About this exercise: Search the material for the word "Wartość" and report each line where it turns up.

Task material:
--- START ---
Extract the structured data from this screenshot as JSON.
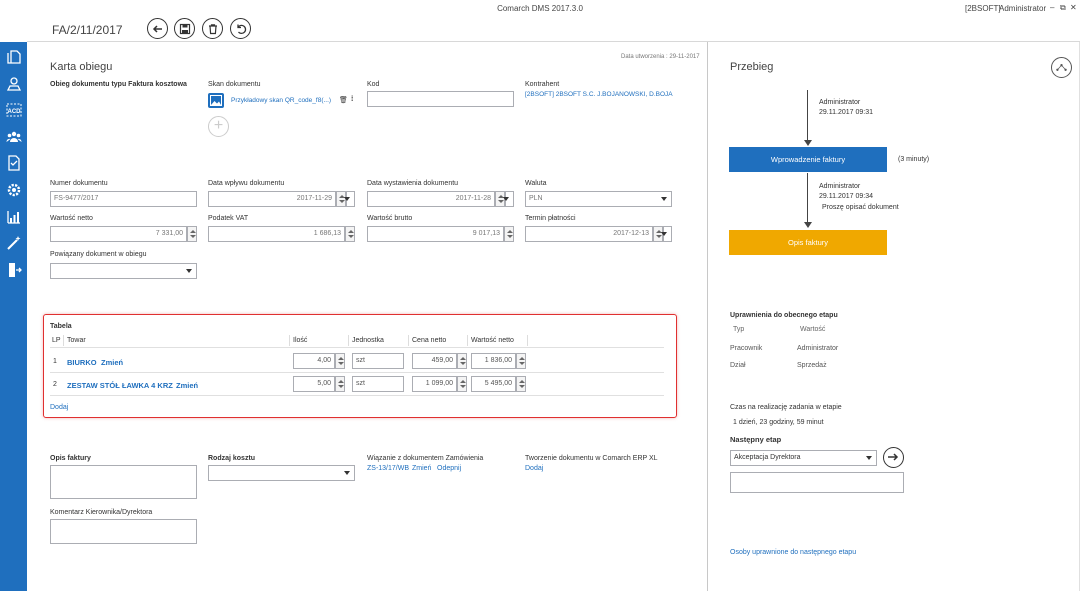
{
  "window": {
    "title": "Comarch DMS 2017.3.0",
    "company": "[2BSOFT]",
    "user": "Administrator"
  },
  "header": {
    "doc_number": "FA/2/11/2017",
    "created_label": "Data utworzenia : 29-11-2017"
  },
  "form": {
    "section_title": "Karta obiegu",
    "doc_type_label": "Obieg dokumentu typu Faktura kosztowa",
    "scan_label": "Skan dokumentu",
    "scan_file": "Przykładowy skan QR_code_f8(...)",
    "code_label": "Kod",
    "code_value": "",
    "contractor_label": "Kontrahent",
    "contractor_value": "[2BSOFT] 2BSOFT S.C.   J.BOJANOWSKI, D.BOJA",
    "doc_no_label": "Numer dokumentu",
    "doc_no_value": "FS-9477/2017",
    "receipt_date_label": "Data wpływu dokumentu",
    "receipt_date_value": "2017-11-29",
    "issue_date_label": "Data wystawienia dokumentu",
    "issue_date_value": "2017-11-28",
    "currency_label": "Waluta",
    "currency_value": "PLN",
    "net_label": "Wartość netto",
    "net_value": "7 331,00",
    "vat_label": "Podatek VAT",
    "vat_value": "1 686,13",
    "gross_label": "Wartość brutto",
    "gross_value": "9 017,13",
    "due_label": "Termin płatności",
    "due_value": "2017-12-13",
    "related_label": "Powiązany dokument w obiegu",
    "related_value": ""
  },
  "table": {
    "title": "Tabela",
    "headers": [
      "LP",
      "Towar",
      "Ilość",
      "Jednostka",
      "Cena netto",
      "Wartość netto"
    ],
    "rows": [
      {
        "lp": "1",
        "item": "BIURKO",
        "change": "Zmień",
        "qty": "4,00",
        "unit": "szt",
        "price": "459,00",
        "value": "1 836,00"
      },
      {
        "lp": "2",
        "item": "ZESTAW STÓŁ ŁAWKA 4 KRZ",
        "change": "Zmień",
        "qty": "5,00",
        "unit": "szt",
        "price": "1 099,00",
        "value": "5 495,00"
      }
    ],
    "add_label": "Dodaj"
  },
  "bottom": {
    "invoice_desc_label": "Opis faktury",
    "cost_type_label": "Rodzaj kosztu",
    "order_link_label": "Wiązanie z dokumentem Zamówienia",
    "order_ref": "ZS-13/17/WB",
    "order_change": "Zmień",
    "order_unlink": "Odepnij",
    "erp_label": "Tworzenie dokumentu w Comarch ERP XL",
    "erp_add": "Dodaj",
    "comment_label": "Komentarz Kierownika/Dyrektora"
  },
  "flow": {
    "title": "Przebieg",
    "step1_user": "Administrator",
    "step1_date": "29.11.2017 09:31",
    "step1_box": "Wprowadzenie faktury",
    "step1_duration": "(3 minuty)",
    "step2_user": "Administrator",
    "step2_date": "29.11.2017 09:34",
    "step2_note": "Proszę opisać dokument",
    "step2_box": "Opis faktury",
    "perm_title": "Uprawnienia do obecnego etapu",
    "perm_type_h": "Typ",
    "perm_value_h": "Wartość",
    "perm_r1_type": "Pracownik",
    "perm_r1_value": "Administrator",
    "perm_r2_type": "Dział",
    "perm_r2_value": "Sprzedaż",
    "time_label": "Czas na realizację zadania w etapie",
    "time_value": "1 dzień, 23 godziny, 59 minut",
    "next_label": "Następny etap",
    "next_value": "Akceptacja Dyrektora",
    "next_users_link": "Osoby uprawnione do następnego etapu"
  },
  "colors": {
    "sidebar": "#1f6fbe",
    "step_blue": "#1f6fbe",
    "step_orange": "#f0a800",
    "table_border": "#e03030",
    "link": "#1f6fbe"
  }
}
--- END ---
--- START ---
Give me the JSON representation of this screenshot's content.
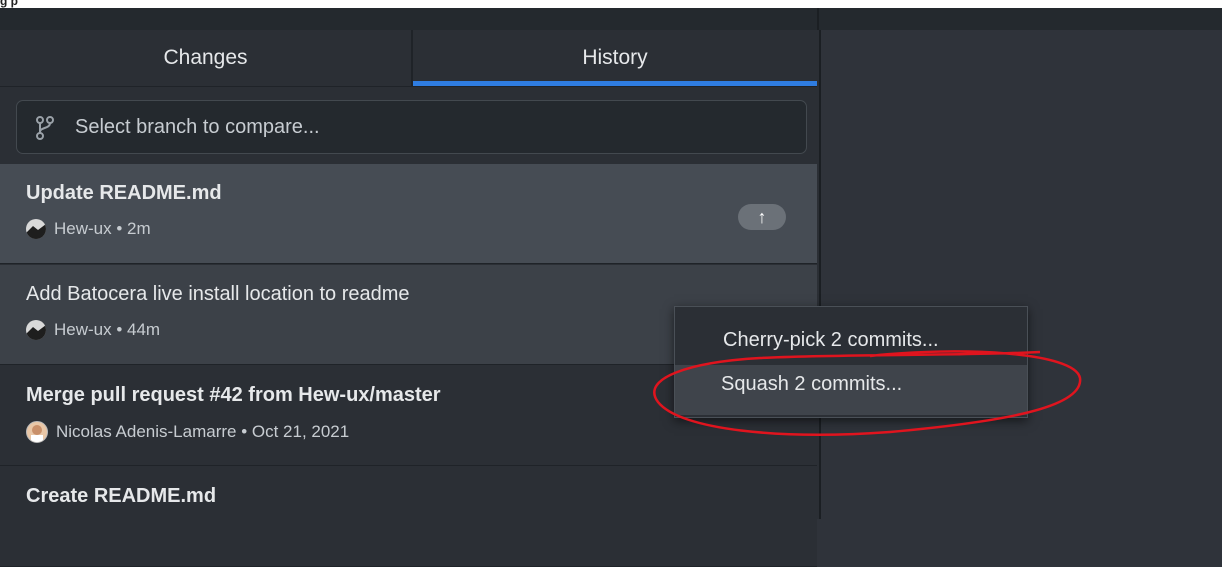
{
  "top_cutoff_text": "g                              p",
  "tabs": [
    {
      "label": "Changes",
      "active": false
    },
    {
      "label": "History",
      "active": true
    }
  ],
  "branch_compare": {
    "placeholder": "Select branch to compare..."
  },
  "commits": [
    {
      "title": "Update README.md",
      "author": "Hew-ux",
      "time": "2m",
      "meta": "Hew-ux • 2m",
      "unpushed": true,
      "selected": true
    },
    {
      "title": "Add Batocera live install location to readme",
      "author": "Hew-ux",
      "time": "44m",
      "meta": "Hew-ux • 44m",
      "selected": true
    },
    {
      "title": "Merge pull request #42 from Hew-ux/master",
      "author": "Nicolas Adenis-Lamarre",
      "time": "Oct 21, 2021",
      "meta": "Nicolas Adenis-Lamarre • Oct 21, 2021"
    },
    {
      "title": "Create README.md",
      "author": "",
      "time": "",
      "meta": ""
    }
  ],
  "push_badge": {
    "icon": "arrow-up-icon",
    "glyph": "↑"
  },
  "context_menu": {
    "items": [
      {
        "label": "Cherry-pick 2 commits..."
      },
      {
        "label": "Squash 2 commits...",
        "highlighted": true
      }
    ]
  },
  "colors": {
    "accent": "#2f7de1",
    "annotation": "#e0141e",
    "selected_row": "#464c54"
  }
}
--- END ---
Answer to this problem:
    "net_label": "Wartość netto",
    "gross_label": "Wartość brutto",
      "Wartość netto"
    "perm_value_h": "Wartość",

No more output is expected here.